REQUIREMENT CONDITIONS FOR PULL-APART BASINS DOMINATED BY AXIAL SEDIMENT SUPPLY AND CONTINUOUS DEPOCENTER MIGRATION
Modern examples of transform-related pull-apart basins, such as Dead Sea basin and Gulf of California do not show the two characters together. Because of inherence of rapid subsidence in pull-apart basins, they are generally deficient in sediments or dominated by marginal sediment supply. In addition, depocenters sometimes develop at the same time in different places, and the direction of its migration is not only unidirectional but bidirectional.

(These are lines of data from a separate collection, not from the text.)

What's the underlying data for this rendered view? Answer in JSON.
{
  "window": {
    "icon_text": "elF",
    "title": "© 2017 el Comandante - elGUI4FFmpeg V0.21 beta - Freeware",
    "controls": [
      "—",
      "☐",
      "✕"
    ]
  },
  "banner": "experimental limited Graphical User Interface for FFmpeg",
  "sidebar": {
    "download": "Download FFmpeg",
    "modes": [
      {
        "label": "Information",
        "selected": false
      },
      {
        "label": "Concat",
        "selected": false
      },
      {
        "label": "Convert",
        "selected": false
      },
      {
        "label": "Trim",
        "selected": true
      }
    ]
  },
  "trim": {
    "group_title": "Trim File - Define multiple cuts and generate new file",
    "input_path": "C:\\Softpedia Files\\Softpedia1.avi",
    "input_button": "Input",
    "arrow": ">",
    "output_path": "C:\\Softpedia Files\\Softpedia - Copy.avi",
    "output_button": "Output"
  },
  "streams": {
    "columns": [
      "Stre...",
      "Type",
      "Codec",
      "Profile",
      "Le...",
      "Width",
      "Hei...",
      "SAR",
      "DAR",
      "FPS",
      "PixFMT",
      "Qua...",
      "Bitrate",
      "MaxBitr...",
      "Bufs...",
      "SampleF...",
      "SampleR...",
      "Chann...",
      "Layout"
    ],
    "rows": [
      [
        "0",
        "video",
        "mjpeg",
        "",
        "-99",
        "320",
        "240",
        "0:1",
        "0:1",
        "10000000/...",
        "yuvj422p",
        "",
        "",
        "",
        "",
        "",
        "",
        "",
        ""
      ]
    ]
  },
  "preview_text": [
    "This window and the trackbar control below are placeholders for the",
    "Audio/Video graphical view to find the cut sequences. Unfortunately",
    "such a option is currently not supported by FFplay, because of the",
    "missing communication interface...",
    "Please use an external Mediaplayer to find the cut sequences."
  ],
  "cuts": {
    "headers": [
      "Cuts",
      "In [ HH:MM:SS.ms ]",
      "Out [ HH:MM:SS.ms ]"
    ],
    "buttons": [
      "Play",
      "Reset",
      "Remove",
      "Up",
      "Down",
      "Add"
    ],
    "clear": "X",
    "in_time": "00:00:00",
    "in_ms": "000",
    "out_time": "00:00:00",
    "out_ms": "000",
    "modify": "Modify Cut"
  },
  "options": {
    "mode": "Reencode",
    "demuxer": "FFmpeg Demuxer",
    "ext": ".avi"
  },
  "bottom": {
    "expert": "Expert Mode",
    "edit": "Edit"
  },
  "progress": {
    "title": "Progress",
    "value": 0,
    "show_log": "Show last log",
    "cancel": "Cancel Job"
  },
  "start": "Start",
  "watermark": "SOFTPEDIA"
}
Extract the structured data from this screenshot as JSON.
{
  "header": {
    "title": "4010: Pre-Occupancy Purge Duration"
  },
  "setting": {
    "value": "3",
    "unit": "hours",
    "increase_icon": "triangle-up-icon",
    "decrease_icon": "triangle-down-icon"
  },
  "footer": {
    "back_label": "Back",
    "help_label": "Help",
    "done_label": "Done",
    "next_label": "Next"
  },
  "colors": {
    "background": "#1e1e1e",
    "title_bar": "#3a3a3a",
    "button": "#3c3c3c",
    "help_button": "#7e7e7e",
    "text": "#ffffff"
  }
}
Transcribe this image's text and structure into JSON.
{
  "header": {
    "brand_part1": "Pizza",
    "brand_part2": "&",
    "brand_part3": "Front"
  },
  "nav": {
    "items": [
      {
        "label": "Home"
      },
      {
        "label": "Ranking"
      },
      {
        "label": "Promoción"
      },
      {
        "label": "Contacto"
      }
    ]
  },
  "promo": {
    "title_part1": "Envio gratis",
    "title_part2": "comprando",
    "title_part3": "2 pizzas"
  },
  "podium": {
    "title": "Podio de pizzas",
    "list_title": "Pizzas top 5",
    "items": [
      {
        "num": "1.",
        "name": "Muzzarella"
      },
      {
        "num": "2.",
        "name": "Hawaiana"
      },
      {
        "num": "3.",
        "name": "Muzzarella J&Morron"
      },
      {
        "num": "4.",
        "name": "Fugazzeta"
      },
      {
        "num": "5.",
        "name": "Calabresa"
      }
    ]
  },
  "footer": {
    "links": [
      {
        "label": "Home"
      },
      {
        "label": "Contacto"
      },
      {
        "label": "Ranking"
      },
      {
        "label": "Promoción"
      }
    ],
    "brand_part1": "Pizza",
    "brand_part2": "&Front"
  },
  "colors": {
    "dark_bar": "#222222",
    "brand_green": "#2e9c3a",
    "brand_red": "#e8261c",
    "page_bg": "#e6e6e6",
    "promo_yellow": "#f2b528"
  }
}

For the above two characters, it is considered that large sediment supply into the basins along the strike-slip faults and continuous generation of accommodation space during the deposition are needed. It indicates intense uplift and erosion in the source area along the primary fault. An interpretation is rotational strike-slip faults that yield both transpression and transtension along the primary fault. Another interpretation is indent-related strike-slip faults causing large uplift. The latter is represented by a collision of Indian subcontinent induced large uplift of Himalaya and generated fault-terminated strike-slip basins of Gulf Tonkin Basin and Yinggehai Basin related to Red River shear zone, southeast Asia, in which most of sediments were supplied along the shear zone.